defgeneric convenience. In this case, the optional description of what is being required or guaranteed can be included between the method qualifier and the lambda list (this is because the docstring is not necessarily accessible).
(defgeneric put (item stack) (:method :require "the stack is not full" (item (stack stack)) (declare (ignore item)) (not (full stack))) (:method :guarantee (item (stack stack)) (and (not (empty stack)) (eq (top-item stack) item) (= (count stack) (1+ (old (count stack)))))) (defmethod pop-stack :guarantee ((stack stack)) (and (not (full stack)) (eq (results) (old (top-item stack))) (= (count stack) (1- (old (count stack)))))
Invariants can be placed on classes.
(defclass stack () ((capacity :initarg :capacity :reader capacity :type integer) (count :initform 0 :reader count :type integer) (top-item :reader top-item)) (:metaclass contracted-class) (:invariants (lambda (instance) "the count must be between 0 and the capacity" (<= 0 (count instance) (capacity instance))) (lambda (instance) "there is no top-item if the stack is empty" (implies (empty instance) (not (slot-boundp instance 'top-item))))))
In order to have invariants on a class, the metaclass must be specified as
Invariants are added to classes explicitly with the
:invariants option, which allows you to specify any number of predicates that take the instance as their only argument. When available (depending on the Lisp implementation), the documentation string for the function is used. If no documentation is available, we fall back to the body (in the case of a lambda) or the function name and its documentation as the description.
This also illustrates another macro that is useful in contracts –
implies, the second argument is only tested if the first argument is true.
Types are also checked as invariants. Most implementations check slot types little enough that it's possible for a bad value to end up there in some cases.
The description is included in the report if a

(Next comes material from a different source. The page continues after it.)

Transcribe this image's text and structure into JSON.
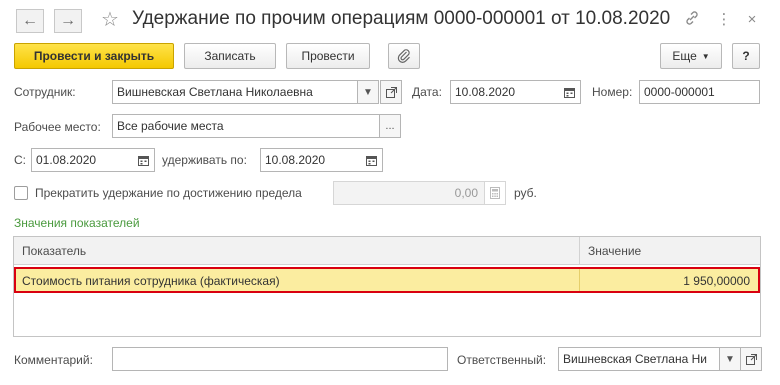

contract-violation-error is raised. The description is also added to the documentation for the class, function, or primary method as appropriate. Slot type declarations are also added to the class documentation.